I didn’t find it difficult as such, as it had been something I’d been ready for. On a normal day, there’d be people everywhere, but this was not the case today. I remain slightly anxious for the future as more companies return to the workplace and the possibility to social distancing, but this is something I would raise with my manager, if and when it becomes an issue.”

Listening to employees discussing how they feel as they transition back into the workplace, and engaging with them in open and honest dialogue, is going to remain key if we are to ensure we are both mitigating risk but also effectively managing expectations and employee wellbeing.

It’s important to look at each individual’s circumstances. In situations where the employee really does not wish to return to the office, it’s vital that the employer takes a systematic approach and looks at the individual’s perspective and understands their reasons, so they can work around it.

In the article for People Management Magazine, Kate Palmer, Associate Director of Advisory at Peninsula, urges employers not to take a blanket approach when dealing with employees reluctant to return to work, and that employers should factor in various considerations before making a decision. Considerations could include someone who has been, or continues to be, shielding based on ongoing medical advice, or a single parent who has been unable to secure childcare, or someone who has an immediate family member in the household with a serious underlying health condition.

However, if an organisation has followed all of the government guidance and ensured that the risk is minimised for employees but they still refuse to return, then businesses need to be prepared to conclude that a staff member doesn’t have reasonable grounds. This may be deemed as unauthorised absence and the employer needs to think carefully about how they approach disciplinary proceedings.

I also spoke to Martin Chitty, Employment and Equalities partner at our advisors Gowling WLG. From his perspective:

"The steps Advantage have taken reflect the need to balance access, risk and making the working environment safe and attractive for staff.

One of the biggest issues our clients face, as mentioned by colleagues at Advantage, is that although they are comfortable enough with being at work the psychological barrier for some, and the concern of many is getting to work.

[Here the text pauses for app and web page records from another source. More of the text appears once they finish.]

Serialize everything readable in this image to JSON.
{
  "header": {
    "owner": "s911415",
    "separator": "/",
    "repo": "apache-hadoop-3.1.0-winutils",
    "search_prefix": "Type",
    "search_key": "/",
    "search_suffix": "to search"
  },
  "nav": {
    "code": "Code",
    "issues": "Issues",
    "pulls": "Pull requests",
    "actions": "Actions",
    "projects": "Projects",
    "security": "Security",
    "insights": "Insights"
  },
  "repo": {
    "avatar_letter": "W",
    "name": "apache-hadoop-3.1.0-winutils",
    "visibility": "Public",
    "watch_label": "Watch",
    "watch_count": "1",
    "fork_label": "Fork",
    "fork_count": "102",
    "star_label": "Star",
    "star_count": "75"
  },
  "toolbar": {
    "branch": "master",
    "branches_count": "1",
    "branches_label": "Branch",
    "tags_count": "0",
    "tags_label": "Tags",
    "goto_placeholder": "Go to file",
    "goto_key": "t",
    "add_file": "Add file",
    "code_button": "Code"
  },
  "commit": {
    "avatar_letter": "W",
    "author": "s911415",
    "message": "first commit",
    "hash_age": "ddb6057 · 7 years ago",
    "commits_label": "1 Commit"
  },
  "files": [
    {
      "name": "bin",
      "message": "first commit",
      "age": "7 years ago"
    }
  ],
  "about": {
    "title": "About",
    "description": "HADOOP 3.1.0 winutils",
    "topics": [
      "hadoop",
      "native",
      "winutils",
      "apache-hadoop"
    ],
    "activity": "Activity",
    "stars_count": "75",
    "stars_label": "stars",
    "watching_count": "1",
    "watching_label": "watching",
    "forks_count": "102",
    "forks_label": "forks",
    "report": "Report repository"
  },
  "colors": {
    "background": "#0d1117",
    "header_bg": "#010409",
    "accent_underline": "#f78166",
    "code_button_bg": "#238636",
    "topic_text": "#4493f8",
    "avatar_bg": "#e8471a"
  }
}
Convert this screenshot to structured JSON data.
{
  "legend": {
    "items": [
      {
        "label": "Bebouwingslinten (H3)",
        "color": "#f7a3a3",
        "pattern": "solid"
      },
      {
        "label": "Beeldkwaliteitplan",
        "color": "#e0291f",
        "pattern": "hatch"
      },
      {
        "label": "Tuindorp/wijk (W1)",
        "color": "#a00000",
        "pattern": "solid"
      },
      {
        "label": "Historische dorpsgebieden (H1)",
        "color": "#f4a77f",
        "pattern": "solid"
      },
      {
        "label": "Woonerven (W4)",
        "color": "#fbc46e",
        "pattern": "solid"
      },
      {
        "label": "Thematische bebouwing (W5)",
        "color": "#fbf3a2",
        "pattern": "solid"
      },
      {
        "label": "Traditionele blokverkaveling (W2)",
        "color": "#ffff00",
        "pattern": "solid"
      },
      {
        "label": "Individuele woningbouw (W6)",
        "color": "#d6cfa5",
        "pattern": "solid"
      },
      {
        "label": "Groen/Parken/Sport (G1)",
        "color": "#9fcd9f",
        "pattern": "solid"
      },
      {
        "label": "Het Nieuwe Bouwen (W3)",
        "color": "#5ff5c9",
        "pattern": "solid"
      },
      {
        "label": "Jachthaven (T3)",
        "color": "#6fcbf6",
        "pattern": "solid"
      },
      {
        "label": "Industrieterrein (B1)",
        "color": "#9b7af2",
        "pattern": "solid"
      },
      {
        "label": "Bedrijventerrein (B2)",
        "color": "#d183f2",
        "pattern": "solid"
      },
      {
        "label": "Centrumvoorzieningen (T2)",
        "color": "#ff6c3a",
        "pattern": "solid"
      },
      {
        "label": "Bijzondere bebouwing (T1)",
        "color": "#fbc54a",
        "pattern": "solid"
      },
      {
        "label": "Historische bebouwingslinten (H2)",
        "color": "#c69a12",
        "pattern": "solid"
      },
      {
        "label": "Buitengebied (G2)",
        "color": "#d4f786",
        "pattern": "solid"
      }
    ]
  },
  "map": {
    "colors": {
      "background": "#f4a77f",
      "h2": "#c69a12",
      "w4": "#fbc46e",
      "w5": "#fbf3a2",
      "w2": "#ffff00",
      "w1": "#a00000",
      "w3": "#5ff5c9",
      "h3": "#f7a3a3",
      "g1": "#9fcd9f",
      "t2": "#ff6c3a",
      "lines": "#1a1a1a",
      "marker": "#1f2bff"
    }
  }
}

Employers do not have a Health and Safety at Work Act responsibility for getting to work but in pure employment law terms they cannot ignore the legitimate concerns that staff have.

Taking disciplinary action for refusal to return to work is possible, but employers will need both a fair reason to dismiss and follow a fair procedure prior to dismissal. They also need to know that there are specific protections for employees who raise safety concerns (whether they are personal to them or relate to others) as well as raising whistleblowing concerns. Ongoing engagement and discussions with your employees as well as constant review of the measures that you have in place will hopefully mitigate or reduce employee fears and concerns. Remember that it is legitimate to ask people to explain their concerns – so there is no excuse for employers who make ill-informed decisions"

We hope that, like us, you too are shortly welcoming your employees and colleagues back into a safe and productive work environment.